Problem statement. The answer must be a single number: how many lines of the records below hold the word "title".

Data provided.
=======
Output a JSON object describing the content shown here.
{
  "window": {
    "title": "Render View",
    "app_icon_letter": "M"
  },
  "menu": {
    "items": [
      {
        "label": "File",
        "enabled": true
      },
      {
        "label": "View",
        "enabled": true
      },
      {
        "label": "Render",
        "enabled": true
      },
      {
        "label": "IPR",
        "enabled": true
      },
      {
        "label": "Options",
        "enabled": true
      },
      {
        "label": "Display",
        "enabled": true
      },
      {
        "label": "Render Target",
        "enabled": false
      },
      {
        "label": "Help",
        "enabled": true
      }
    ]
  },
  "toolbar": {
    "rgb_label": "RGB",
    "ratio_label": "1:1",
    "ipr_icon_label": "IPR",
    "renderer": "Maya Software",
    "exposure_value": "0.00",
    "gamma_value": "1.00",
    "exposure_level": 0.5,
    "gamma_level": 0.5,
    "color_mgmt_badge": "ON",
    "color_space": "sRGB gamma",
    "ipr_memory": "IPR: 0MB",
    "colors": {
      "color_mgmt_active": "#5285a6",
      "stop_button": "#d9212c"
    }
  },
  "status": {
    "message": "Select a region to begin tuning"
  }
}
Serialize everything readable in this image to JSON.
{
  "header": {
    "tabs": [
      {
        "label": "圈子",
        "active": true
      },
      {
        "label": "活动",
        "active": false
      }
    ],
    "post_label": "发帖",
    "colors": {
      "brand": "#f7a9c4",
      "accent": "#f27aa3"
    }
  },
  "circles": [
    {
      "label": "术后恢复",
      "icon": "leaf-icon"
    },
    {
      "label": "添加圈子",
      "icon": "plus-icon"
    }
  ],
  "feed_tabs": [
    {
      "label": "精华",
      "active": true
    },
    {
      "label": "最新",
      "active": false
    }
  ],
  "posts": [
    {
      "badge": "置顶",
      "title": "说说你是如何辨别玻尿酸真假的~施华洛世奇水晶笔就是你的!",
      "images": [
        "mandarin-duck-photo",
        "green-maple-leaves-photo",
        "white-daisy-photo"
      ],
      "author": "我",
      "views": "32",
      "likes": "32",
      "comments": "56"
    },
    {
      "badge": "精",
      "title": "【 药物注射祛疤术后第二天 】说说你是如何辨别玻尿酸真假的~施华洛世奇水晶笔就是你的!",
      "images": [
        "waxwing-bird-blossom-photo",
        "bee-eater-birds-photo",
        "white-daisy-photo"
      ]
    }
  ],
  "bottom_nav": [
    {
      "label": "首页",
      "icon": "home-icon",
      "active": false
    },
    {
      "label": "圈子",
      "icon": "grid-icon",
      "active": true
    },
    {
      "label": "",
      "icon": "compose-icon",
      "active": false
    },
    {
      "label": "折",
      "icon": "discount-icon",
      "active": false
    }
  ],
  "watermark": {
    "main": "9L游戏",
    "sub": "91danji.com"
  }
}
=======
Reply to the exercise. 3